◆ **Work instruction**:
What is the number of lines below that include "entity"? Give that number alone.

◆ **Provided data**:
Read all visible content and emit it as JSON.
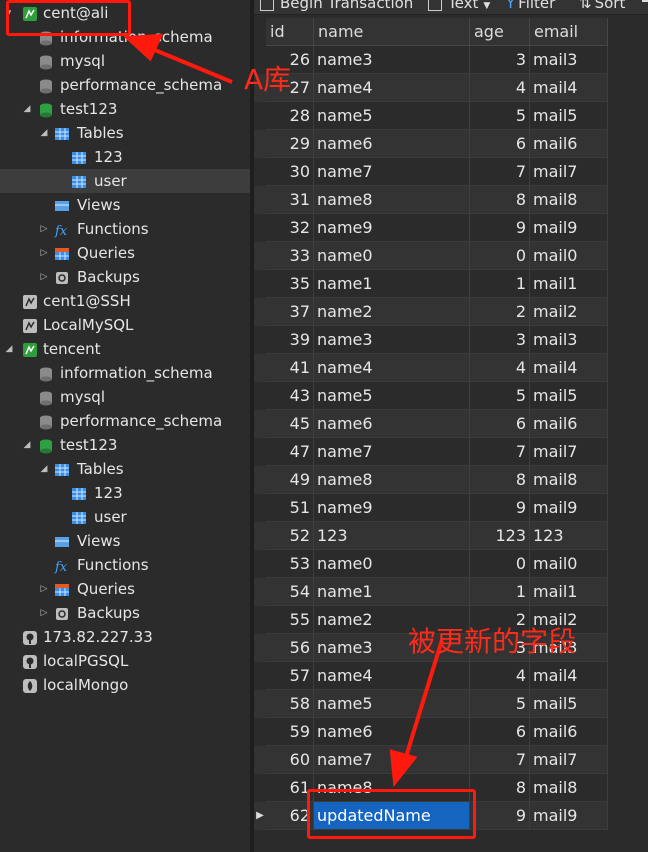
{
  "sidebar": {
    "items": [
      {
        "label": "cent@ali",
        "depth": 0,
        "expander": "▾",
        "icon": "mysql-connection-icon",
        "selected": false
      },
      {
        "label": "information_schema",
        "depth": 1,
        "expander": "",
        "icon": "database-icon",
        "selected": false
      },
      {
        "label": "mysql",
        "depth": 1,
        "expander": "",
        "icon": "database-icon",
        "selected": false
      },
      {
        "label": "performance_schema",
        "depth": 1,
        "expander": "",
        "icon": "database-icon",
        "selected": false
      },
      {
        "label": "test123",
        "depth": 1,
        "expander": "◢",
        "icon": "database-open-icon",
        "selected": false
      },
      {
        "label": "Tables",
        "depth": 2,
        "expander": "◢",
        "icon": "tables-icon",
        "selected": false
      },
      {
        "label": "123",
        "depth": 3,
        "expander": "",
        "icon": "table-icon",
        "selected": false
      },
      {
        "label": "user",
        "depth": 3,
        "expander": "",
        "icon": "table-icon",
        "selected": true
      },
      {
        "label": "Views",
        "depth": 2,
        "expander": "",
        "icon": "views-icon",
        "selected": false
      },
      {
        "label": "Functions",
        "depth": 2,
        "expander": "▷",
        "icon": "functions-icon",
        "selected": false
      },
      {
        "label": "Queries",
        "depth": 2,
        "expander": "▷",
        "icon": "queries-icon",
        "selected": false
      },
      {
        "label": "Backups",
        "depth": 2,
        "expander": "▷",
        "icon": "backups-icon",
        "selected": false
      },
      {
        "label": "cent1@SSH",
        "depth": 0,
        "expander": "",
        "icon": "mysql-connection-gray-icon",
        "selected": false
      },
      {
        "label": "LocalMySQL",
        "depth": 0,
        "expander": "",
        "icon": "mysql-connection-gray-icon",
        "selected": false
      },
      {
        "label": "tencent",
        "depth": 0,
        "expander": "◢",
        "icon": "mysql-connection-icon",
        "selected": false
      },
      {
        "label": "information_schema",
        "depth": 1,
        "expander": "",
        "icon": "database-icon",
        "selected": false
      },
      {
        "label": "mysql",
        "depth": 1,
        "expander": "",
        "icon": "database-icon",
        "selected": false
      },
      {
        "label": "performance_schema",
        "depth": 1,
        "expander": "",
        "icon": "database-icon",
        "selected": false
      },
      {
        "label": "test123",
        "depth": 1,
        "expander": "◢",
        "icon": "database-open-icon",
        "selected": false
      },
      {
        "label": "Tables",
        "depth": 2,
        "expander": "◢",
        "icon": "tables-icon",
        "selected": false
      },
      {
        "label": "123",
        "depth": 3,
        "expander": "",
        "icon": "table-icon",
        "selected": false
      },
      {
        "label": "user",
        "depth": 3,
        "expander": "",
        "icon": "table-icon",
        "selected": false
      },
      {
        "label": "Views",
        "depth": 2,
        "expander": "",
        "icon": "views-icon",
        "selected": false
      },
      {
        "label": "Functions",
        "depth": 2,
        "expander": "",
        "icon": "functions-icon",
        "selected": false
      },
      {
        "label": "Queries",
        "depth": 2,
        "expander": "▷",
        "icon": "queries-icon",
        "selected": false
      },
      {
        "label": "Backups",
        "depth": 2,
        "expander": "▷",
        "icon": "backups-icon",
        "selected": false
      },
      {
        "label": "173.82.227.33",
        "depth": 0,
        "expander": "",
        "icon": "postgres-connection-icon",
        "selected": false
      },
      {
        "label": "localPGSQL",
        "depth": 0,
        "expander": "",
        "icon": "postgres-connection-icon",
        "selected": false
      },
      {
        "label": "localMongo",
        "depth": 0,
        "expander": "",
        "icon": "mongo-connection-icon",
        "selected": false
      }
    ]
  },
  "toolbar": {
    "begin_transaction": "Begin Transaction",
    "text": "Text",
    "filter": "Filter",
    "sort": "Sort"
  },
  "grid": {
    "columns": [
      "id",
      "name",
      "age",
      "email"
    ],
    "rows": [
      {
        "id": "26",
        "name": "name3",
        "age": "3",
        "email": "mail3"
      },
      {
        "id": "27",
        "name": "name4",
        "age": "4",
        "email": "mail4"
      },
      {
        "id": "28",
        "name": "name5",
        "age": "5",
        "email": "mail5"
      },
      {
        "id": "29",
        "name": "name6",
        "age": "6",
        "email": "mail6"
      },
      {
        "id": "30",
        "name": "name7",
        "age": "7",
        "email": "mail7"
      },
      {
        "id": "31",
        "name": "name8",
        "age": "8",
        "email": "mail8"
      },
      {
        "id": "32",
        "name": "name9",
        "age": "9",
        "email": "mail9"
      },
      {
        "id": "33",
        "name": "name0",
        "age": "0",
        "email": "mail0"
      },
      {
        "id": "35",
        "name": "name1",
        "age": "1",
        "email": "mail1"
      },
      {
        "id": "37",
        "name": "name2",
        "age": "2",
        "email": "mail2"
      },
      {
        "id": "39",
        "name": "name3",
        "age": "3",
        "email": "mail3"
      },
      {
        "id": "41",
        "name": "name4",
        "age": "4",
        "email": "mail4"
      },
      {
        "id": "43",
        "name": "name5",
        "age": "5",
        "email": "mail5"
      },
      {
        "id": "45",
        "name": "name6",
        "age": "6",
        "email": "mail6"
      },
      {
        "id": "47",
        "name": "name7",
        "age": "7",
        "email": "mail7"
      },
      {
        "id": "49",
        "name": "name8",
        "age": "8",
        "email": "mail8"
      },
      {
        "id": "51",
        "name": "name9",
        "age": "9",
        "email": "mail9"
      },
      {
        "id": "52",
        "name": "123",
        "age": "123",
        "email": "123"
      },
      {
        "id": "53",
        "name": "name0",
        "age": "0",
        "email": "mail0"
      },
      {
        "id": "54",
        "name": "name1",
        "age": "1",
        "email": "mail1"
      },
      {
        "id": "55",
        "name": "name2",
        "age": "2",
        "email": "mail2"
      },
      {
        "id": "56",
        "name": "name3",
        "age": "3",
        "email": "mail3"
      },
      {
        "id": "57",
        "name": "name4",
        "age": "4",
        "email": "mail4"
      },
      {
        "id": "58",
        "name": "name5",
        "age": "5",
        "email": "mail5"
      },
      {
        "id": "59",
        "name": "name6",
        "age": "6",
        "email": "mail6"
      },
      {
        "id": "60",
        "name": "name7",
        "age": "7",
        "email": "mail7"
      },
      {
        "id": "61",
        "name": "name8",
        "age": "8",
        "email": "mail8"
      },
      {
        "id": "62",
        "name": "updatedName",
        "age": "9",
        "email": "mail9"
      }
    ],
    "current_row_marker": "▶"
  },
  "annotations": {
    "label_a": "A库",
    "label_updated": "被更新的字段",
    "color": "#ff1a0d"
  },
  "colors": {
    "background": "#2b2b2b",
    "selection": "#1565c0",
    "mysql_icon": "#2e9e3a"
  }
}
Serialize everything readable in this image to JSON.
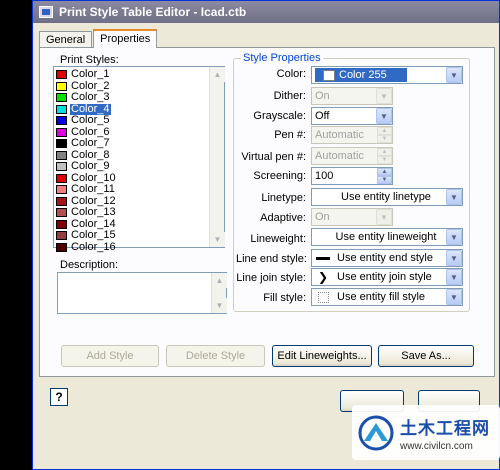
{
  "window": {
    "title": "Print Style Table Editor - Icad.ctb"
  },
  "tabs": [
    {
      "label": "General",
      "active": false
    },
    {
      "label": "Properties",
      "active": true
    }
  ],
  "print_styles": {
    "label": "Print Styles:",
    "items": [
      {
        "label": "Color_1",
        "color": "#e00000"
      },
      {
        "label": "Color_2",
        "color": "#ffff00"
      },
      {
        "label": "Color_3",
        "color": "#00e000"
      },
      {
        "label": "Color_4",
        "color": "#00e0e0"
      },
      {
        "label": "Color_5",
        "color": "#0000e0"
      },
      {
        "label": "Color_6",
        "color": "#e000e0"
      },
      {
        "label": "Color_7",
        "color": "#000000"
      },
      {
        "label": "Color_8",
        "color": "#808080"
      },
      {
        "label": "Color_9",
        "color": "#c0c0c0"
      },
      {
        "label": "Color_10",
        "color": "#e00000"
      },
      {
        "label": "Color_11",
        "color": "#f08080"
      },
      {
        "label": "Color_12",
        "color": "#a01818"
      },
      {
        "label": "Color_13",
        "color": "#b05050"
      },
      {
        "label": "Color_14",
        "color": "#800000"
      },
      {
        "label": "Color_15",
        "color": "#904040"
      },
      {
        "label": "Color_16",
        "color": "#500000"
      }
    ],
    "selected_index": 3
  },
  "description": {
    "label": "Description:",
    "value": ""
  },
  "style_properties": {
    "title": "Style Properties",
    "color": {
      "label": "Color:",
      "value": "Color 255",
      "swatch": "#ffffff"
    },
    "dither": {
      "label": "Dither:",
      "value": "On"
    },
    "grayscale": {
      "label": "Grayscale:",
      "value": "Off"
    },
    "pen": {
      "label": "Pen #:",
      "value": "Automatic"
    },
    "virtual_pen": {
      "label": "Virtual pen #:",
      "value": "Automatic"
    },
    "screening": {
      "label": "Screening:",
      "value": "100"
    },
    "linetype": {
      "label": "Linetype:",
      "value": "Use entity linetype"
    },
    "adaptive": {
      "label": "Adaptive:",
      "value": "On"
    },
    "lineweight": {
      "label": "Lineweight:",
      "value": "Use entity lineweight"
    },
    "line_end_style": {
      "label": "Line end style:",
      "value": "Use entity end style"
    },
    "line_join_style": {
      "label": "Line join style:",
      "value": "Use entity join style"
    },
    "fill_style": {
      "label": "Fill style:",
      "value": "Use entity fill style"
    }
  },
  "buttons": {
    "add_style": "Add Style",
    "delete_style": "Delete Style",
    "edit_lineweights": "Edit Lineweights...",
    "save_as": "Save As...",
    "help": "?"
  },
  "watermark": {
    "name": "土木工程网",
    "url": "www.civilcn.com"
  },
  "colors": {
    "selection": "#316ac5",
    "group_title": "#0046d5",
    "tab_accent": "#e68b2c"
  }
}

◆ **Answer to the problem**:
5